--- START ---

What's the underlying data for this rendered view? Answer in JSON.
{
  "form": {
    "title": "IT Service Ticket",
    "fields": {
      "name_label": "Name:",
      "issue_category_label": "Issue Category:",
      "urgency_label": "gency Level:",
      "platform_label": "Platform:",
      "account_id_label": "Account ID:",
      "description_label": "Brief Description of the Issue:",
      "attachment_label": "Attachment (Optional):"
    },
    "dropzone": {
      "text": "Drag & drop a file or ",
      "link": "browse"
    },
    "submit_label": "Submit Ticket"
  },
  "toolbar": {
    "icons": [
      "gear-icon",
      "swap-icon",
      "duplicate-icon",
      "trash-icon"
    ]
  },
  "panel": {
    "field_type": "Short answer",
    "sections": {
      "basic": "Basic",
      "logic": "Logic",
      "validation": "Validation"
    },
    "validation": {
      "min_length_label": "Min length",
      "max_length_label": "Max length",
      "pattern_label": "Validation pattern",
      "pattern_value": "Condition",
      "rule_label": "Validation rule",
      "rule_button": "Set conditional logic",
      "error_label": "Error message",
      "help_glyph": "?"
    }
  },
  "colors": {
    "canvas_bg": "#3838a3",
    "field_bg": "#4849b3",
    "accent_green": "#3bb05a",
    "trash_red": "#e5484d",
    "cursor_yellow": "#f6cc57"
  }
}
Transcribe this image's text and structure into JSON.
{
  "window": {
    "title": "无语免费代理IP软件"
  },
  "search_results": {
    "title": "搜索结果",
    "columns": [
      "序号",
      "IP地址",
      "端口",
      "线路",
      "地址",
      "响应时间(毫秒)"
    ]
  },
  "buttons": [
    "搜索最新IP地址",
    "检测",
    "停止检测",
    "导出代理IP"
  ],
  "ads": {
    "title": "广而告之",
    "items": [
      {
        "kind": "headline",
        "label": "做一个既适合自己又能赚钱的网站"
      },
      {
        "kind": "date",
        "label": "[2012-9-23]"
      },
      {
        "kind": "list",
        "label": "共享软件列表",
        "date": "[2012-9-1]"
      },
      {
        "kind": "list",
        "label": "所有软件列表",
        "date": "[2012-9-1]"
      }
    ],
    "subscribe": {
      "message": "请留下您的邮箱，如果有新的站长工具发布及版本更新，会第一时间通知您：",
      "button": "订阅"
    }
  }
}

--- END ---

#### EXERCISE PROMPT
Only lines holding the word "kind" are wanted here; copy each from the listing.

#### YOUR SOLUTION
        "kind": "headline",
        "kind": "date",
        "kind": "list",
        "kind": "list",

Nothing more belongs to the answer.